It was a cold, wet spring day in Antwerp, in 1535 AD. A kind gentleman could be seen walking the streets looking in dark alleys and poor sections of town. He found what he was looking for. A woman and her child were searching for scraps of food so they wouldn’t starve. The man’s heart broke to see such poverty. He approached her.
“I have some money here,” he said in the Flemish tongue that natives spoke. “I give it to you so you and the child may eat.”
“Oh, thank you sir,” she said with tears in her eyes. The child’s eyes were wide as he saw the money exchanged. “I can’t repay you.”
“God gave it to me,” the man said as he stepped back a pace. “And I share it now with you with no thought of repayment. Go and feed your child.”
The woman started to leave, and then turned back to offer her gratitude again. The man nodded slightly and then went back the way he had come. This scene played out a few more times that day; stopping to talk with an elderly man, buying lunch for an invalid, visiting a large family that was barely making ends meet. Many of these people only knew him by his first name or a pseudonym because he was a wanted man. The king of his native England wanted him in prison, the Cardinal in London wanted him burned, and most of Christendom at the time, would have shied away from his company. He was a rebel reformer, and a heretic. But to those that got to know him, he was a good, honest, intelligent man. He was William Tyndale.
William spent two days a week visiting the poor, sick and elderly. Though he was English, he was fluent in French, Hebrew, German, Italian, Latin and Spanish. This was helpful since he now lived in one of the busiest trade ports in Europe. It was the mix of cultures, tongues and special government over site in Antwerp that kept Tyndale safe for nearly a decade.
The other five days a week were spent translating the new testament and then the old testament into English. He wasn’t the first person to translate the Bible into English, but since the Peasants Revolt in England, it was against the law to translate the Bible into English. The French had access to a French Bible, and the Germans had a Bible in their native tongue, but the English were required to depend on the Latin translation.
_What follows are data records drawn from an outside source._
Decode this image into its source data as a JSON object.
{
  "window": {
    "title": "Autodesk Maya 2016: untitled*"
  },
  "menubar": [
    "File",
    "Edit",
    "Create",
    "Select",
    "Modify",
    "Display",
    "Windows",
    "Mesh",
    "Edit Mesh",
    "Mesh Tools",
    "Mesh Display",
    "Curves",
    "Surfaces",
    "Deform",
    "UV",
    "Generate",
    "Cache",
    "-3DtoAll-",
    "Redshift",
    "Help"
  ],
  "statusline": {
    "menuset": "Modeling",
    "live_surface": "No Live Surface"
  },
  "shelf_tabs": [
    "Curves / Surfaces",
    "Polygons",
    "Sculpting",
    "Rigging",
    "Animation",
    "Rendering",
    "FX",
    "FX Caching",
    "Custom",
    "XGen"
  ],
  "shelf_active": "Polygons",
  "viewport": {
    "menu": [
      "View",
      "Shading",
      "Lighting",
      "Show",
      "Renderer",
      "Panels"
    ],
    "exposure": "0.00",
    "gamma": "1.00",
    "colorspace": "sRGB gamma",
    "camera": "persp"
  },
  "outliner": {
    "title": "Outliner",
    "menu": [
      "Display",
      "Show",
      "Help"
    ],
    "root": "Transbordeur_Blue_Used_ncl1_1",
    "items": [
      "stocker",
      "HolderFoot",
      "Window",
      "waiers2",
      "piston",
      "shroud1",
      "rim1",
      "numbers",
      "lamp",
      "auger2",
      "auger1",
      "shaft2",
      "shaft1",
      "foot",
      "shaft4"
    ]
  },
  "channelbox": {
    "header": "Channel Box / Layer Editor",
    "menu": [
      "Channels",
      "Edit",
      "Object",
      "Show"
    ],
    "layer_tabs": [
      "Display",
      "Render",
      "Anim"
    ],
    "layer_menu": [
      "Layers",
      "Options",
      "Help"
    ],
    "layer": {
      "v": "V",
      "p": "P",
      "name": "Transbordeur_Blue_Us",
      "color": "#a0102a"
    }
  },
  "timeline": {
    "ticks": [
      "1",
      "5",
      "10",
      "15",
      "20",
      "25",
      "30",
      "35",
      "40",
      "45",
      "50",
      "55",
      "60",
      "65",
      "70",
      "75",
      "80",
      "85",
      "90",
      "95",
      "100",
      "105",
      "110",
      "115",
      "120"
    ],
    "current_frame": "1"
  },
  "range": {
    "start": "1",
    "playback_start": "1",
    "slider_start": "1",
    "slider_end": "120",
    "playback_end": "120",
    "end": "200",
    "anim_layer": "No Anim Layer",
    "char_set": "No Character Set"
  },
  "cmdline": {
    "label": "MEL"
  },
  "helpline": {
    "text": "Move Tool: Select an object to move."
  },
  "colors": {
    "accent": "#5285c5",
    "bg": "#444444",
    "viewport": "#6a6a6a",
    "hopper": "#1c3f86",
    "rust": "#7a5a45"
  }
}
This wasn’t good enough for Tyndale.
Tyndale was motivated to make the Bible accessible to all Englishmen not from greed, or power, but for their benefit. His was the first English Bible after the invention of the printing press, so once his translation was finished, he had 6,000 copies made and smuggled into Europe. The people – just like the poor and sick people he helped – were anxious to receive the New Testament. Tyndale was careful about who he associated with and tried to remain hidden as much as possible, because Thomas More and others were looking for him. If he were caught, he would be sentenced to death for heresy. Tyndale was eventually caught and sent to prison for 18 months. He was given the opportunity to denounce the things he had said and published to save his life. It’s debatable whether they would have let him go, but he wasn’t about to deny the words he had made available to the common people. Just before he was executed in October 1536, Tyndale prayed that the eyes of the King of England be opened.
Nearly 80 years later, the king of England did commission an official English Bible translation, and a majority of that Bible came from Tyndale’s work.
Service is a powerful part of society. Tyndale was well-educated and could have gone along with the social norm. He could have continued in the church and gained wealth and power. He was more interested in doing good for others. He is most well-known for his translation of the Bible, but he also was a good, honest and kind man.
When he was captured, he had many merchants sending letters in his behalf to Charles V the Holy Roman Emperor and to the King of England for his release. Some of his friends risked their lives and fortunes in attempting to set him free. That doesn’t happen when you only look out for your own interests.
The man who turned in Tyndale died penniless, friendless and disowned from his family. Not because of his role in Tyndale’s capture, but because of the way he lived his life – always feeding his desires and not caring about other people.
Find a way to help someone else today or this week. By lightening their load, you may in return feel your own burden lifted.
If you are interested in learning more about this story, you can read, God’s Bestseller by Brian Moynahan. Or you can watch this documentary about the coming about of the Bible. It’s pretty interesting and uses many different denominations to paint the picture.